Hey all, I'm so thrilled to present a guest post from one of my Pitch Wars 2015 pals, Elle Jauffret. Elle brings an awesome science and research bent to the writing verse, and I loved seeing her post with that slant. Hope you enjoy!
A Writer’s Verbal Identity by Elle Jauffret
Did you know that people’s ability to speak has nothing to do with their ability to write? We live in a society where we tend to judge people in a blink of an eye, trying to gauge who they are and where they come from based on how they look, dress, and communicate with us. Such observation can, of course, deliver clues—hopefully to spark our interest in their differences or find a common ground and be more inclusive. But when it comes to judging people’s writing skills based on their flawed verbal skills (stuttering, mispronunciation, regional or foreign accents) or speaking skills based on their flawed written skills (misspelling, lack of proper grammar or syntax), we might as well judge a book by its cover. The same way assuming that an upbeat, “Hollywood pretty” author cannot write horror, or that a stern older man cannot write romance is a fallacy.
Researchers from the John Hopkins, Rice, and Columbia Universities focused on the brain’s function in verbal and oral communication in stroke patients suffering from aphasia (loss of ability to understand or express speech, caused by brain damage). The study (see note 1) revealed that the brain separates our ability to write and talk in two different, quasi-independent systems.
Further neuroscience discoveries (see note 2) revealed that spoken languages are stored on the left side of the brain while written abilities are controlled by the right one (but reading ability is found on both sides). Variations exist depending on whether the subject is right or left handed, or congenitally deaf.
So remember that a lack of book signings or spoken/video interviews has nothing to do with authors’ writing, and that behind authors’ unconventional verbal “covers” you might find books like no others. Books that would show you the world through an entire different lens or point of view.

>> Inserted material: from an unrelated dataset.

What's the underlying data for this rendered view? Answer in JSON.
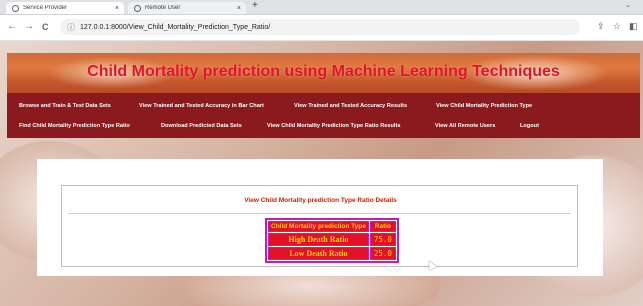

 See article "Modality and Morphology: What We Write May Not Be What We Say," was published in the journal Psychological Science.
2 See article http://www.nytimes.com/1996/11/26/science/workings-of-split-brain-challenge-notions-of-how-language-evolved.html
Elle Jauffret is a fiction writer who writes about history, mystery, and science. She is represented by Elizabeth Winick Rubinstein of McIntosh & Otis. She has worked as a linguist, medical/legal writer, and as a criminal attorney for the California Attorney General’s Office—experiences that have influenced her writing.
You can find her at http://ellejauffret.com or on FB (www.facebook.com/elle.jauffret) or Instagram (www.instagram.com/ellejauffret/).